One of the most frustrating side effects of certain cancer treatments is neuropathy. Neuropathy is characterized by burning and tingling in the hands and feet. It is caused by nerve damage due to some types of chemotherapy. New research suggests that a Japanese herbal medicine called Goshajinkigan (GJG), may help minimize, and possibly prevent, neuropathy.
For the study, researchers in Japan examined rates of neuropathy in 90 patients with advanced (metastatic) colorectal cancer who had received chemotherapy that included the medication oxaliplatin. Oxaliplatin is one of the types of chemotherapy most likely to cause nerve damage that leads to neuropathy. The 90 patients had received their chemotherapy in one of four ways:
- Group A: Along with 7.5 grams per day of Goshajinkigan (GJG) herbal medication, taken orally (by mouth)

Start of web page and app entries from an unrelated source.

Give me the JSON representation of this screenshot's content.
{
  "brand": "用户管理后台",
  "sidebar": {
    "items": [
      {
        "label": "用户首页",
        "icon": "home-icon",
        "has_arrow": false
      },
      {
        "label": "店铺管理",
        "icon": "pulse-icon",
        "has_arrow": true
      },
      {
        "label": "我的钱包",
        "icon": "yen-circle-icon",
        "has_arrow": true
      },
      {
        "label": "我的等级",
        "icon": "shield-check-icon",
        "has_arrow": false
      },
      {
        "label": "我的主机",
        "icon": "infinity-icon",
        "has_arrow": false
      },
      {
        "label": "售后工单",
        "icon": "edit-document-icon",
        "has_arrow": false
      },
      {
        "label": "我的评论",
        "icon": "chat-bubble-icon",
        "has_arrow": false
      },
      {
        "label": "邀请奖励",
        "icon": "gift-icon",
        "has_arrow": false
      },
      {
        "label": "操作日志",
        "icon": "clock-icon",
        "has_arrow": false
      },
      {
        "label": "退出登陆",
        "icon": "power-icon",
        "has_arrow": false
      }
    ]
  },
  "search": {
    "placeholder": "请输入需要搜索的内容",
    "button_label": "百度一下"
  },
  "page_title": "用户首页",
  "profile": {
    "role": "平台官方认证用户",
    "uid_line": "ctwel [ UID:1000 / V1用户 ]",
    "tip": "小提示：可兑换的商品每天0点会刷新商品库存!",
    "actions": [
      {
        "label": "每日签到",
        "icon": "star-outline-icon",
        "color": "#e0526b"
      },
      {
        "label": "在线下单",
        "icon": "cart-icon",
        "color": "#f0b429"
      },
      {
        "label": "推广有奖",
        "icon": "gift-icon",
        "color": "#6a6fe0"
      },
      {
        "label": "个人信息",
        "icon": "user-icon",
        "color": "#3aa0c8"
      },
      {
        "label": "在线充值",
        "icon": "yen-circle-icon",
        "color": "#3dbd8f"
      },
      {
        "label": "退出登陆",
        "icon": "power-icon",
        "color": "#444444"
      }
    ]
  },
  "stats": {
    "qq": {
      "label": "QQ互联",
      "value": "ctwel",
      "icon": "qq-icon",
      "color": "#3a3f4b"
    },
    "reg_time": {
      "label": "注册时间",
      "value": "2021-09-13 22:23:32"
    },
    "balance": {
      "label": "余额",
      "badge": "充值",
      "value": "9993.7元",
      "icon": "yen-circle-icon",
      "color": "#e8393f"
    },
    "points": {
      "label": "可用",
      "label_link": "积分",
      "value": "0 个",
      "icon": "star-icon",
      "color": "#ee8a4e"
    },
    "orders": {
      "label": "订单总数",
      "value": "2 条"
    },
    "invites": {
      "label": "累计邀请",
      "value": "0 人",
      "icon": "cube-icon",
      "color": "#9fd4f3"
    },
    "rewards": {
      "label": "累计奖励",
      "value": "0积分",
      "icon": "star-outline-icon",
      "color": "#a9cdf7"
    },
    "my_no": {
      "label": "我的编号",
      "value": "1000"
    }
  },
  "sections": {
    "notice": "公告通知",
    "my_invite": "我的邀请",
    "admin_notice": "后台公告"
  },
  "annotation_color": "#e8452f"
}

- Group B: Along with 1 gram each of calcium gluconate and magnesium sulfate, given intravenously, before each chemotherapy treatment
- Group C: Along with combined GJG and calcium gluconate and magnesium sulfate therapies
- Group D: Alone, without either GJG or calcium gluconate and magnesium sulfate
The researchers report that:
- 50% of people in Group A experienced neuropathy
- 100% of people in Group B experienced neuropathy
- 78.9% of people in Group C experienced neuropathy
- 91.7% of people in Group D experienced neuropathy
Only the people who received their chemotherapy with GJG herbal medication alone, had a significantly lower overall rate of neuropathy compared with no herbal medication or calcium/magnesium therapy. The authors concluded that giving GJG herbal medication along with oxaliplatin can reduce the rate of neuropathy. In this study, GJG reduced the rate of neuropathy by half.
Is GJG for You?
Goshajinkigan (GJG) is a Japanese herbal preparation that can contain up to 10 different herbs. For this reason, it may be difficult to obtain exactly the same herbal formula that was used in this study. If you are going to be receiving chemotherapy that can cause neuropathy, talk to your doctor about all of the options available for managing and preventing this side effect. There are medications that may help and other dietary supplements that are more easily obtained in the US, such as glutamine (a protein supplement).
It's unlikely that your doctor will have heard of Goshajinkigan, because it is not regularly used or available in the US. You can print out a copy of this research and share it with your doctor. He or she may be able to contact the study authors to find out more about Goshajinkigan and where it may be available for purchase.
If you plan to take any over-the-counter (OTC) medications or dietary supplements, always talk to your doctor first. Some OTCs and supplements can interfere with chemotherapy, making it less effective or more toxic. For this reason, it's vital that you work with your medical team to decide which therapies, including supplements and OTCs, are best for you.